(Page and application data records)
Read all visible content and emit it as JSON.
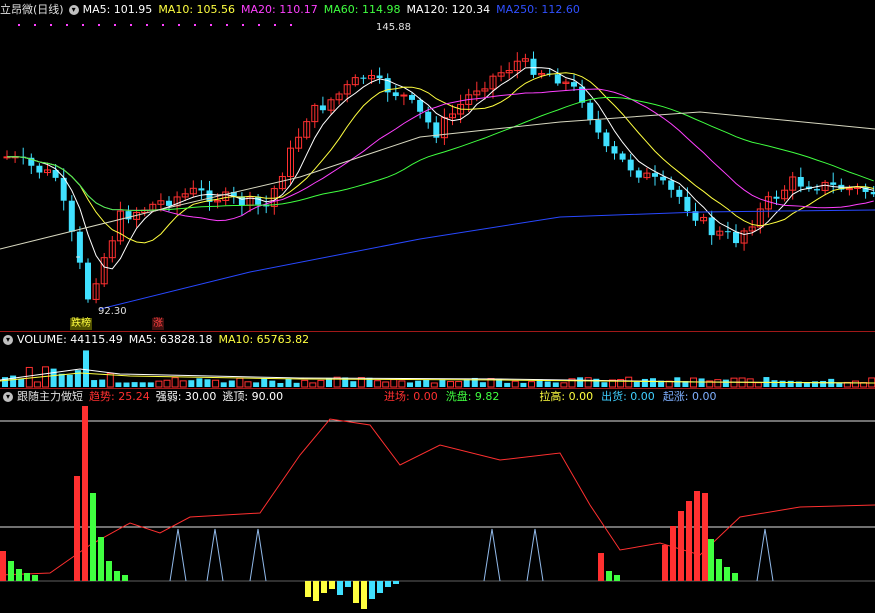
{
  "main_header": {
    "title": "立昂微(日线)",
    "items": [
      {
        "label": "MA5: 101.95",
        "color": "#ffffff"
      },
      {
        "label": "MA10: 105.56",
        "color": "#ffff40"
      },
      {
        "label": "MA20: 110.17",
        "color": "#ff40ff"
      },
      {
        "label": "MA60: 114.98",
        "color": "#40ff40"
      },
      {
        "label": "MA120: 120.34",
        "color": "#ffffff"
      },
      {
        "label": "MA250: 112.60",
        "color": "#3050ff"
      }
    ]
  },
  "main_annotations": {
    "high": "145.88",
    "low": "92.30",
    "tag_left": "跌榜",
    "tag_right": "涨"
  },
  "volume_header": {
    "items": [
      {
        "label": "VOLUME: 44115.49",
        "color": "#ffffff"
      },
      {
        "label": "MA5: 63828.18",
        "color": "#ffffff"
      },
      {
        "label": "MA10: 65763.82",
        "color": "#ffff40"
      }
    ]
  },
  "indicator_header": {
    "title": "跟随主力做短",
    "items_left": [
      {
        "label": "趋势: 25.24",
        "color": "#ff3030"
      },
      {
        "label": "强弱: 30.00",
        "color": "#ffffff"
      },
      {
        "label": "逃顶: 90.00",
        "color": "#ffffff"
      }
    ],
    "items_right": [
      {
        "label": "进场: 0.00",
        "color": "#ff3030"
      },
      {
        "label": "洗盘: 9.82",
        "color": "#40ff40"
      },
      {
        "label": "拉高: 0.00",
        "color": "#ffff40"
      },
      {
        "label": "出货: 0.00",
        "color": "#40d0ff"
      },
      {
        "label": "起涨: 0.00",
        "color": "#7fb0ff"
      }
    ]
  },
  "colors": {
    "up": "#ff3030",
    "down": "#40e0ff",
    "separator": "#a01818"
  }
}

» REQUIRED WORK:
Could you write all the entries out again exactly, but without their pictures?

» ANSWER AREA:
Read all visible content and emit it as JSON.
{
  "main_header": {
    "title": "立昂微(日线)",
    "items": [
      {
        "label": "MA5: 101.95",
        "color": "#ffffff"
      },
      {
        "label": "MA10: 105.56",
        "color": "#ffff40"
      },
      {
        "label": "MA20: 110.17",
        "color": "#ff40ff"
      },
      {
        "label": "MA60: 114.98",
        "color": "#40ff40"
      },
      {
        "label": "MA120: 120.34",
        "color": "#ffffff"
      },
      {
        "label": "MA250: 112.60",
        "color": "#3050ff"
      }
    ]
  },
  "main_annotations": {
    "high": "145.88",
    "low": "92.30",
    "tag_left": "跌榜",
    "tag_right": "涨"
  },
  "volume_header": {
    "items": [
      {
        "label": "VOLUME: 44115.49",
        "color": "#ffffff"
      },
      {
        "label": "MA5: 63828.18",
        "color": "#ffffff"
      },
      {
        "label": "MA10: 65763.82",
        "color": "#ffff40"
      }
    ]
  },
  "indicator_header": {
    "title": "跟随主力做短",
    "items_left": [
      {
        "label": "趋势: 25.24",
        "color": "#ff3030"
      },
      {
        "label": "强弱: 30.00",
        "color": "#ffffff"
      },
      {
        "label": "逃顶: 90.00",
        "color": "#ffffff"
      }
    ],
    "items_right": [
      {
        "label": "进场: 0.00",
        "color": "#ff3030"
      },
      {
        "label": "洗盘: 9.82",
        "color": "#40ff40"
      },
      {
        "label": "拉高: 0.00",
        "color": "#ffff40"
      },
      {
        "label": "出货: 0.00",
        "color": "#40d0ff"
      },
      {
        "label": "起涨: 0.00",
        "color": "#7fb0ff"
      }
    ]
  },
  "colors": {
    "up": "#ff3030",
    "down": "#40e0ff",
    "separator": "#a01818"
  }
}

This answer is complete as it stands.